IKEA design chief wants you to add your own touches
By Anna Ringstrom
ALMHULT, Sweden (Reuters) - IKEA customers used to assembling its flat-packed furniture will, if the Swedish firm's design boss has his way, soon be able to add their own touches to products before buying.
The furniture retailer, which has grown into a global giant from its small-town roots in the heart of southern Sweden, is seeking new markets, with India on its horizon.
Even there IKEA - known for its budget furniture in huge stores - expects to keep to a Scandinavian form characterized by stripped, functional design, IKEA Design Manager Marcus Engman told Reuters.
"Having customers doing some of the job is nothing new. Historically, that has been about them assembling the products to keep prices low. But I believe in letting them take part also in the creative work," he said in an interview in Almhult where IKEA was born 69 years ago and where its creative hub still is.
"It would enable them to turn an IKEA product, which will probably always be mass produced, into their own unique thing. I think this will be important for us going forward," said Engman, sitting on a Klippan couch, which was developed by his father, also a former design chief at IKEA.
He said customers might make adjustments to a sofa, or create their own fabric patterns via the IKEA website. "We are not that far away technology-wise. What we need to find is a way to do it and still keep our low prices."
IKEA, whose name includes the initials of founder Ingvar Kamprad combined with the first letters of the farm and village where he grew up, has 338 stores in 40 countries across Europe, North America and Asia.
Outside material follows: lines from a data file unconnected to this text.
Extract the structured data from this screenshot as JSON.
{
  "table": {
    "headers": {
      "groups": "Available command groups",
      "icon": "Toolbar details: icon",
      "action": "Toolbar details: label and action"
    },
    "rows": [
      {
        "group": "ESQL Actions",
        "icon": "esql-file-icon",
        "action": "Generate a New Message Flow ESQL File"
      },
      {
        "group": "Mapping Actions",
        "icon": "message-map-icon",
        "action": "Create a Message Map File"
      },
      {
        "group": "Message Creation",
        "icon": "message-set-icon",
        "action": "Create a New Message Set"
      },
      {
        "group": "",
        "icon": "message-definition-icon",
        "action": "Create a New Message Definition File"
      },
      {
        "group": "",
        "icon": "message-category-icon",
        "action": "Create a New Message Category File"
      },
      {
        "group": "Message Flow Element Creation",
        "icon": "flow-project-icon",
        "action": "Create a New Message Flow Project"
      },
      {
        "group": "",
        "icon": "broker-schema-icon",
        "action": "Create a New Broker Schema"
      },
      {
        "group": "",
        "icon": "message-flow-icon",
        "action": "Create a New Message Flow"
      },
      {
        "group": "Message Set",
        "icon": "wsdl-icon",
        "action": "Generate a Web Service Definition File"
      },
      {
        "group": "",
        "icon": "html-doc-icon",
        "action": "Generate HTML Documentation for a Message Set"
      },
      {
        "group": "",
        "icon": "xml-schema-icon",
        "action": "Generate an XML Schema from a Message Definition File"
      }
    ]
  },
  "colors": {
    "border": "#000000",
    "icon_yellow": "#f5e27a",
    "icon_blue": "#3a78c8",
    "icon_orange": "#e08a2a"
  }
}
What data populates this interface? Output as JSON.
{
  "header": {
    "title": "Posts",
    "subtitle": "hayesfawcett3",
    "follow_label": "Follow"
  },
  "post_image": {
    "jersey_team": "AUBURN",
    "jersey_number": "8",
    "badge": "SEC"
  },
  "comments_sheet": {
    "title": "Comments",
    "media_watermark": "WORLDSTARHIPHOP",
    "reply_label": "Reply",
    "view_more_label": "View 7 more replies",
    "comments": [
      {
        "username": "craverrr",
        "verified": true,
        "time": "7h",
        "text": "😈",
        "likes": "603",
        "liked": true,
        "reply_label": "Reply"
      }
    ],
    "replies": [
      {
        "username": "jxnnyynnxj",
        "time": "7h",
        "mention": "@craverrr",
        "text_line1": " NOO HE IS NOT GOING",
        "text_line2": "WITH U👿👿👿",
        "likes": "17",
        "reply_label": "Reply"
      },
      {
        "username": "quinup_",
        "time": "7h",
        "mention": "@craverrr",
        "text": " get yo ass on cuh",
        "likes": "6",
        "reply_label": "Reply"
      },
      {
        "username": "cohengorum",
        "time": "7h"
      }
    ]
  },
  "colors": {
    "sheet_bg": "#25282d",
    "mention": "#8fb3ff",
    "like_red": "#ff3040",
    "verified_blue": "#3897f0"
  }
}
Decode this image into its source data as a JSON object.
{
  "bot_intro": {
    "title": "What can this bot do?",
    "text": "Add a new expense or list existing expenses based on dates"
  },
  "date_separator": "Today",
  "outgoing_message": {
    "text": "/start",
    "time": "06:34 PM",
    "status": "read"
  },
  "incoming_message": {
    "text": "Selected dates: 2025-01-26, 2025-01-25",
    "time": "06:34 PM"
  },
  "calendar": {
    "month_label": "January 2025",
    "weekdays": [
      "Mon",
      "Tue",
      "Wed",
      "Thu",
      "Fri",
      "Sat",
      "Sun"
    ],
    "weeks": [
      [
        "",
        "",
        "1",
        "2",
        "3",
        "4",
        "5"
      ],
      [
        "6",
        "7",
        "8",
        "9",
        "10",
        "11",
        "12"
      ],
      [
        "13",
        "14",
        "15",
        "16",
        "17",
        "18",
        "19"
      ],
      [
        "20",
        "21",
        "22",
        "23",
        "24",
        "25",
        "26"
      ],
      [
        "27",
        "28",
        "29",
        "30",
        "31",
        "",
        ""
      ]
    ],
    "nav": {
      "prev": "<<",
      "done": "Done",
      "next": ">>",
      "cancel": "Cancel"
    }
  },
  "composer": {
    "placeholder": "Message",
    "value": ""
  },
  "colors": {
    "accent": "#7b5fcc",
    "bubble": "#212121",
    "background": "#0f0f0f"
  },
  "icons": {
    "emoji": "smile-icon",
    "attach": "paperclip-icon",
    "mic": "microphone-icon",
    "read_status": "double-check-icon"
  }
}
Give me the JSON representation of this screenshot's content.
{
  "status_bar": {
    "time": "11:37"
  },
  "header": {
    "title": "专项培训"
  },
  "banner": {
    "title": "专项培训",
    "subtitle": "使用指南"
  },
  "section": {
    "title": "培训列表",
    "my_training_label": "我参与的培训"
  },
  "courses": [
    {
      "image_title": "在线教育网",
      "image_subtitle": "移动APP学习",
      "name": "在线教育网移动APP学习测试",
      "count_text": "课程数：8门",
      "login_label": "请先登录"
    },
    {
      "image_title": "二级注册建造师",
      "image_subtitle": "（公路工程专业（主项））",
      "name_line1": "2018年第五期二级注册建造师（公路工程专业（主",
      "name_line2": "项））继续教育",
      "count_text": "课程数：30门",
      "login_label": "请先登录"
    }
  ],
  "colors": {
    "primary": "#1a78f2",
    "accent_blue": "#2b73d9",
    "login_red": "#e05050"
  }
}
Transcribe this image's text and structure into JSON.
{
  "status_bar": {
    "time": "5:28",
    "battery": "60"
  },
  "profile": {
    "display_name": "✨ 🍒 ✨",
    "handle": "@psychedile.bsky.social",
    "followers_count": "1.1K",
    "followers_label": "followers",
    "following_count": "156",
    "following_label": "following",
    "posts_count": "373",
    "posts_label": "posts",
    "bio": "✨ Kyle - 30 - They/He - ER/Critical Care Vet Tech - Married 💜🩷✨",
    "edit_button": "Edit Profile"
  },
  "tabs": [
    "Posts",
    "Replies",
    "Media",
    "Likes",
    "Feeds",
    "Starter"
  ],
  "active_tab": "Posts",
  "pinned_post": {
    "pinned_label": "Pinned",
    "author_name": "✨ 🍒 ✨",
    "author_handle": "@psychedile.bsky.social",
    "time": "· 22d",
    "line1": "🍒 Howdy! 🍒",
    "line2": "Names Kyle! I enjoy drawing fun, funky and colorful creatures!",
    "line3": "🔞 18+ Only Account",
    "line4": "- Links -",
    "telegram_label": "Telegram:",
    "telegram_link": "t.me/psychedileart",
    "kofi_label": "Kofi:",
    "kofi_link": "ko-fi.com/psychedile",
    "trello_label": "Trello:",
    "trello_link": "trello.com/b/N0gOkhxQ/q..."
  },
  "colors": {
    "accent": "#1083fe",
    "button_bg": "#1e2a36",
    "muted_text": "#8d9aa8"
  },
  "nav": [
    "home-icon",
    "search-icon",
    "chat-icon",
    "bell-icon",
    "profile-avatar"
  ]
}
Kamprad, 86, a billionaire who lives in Switzerland, but who keeps up a thrifty image when he visits his homeland, founded IKEA as a mail order firm when he was only 17 and keeps a role as senior advisor to the foundations which controls the empire. Continued...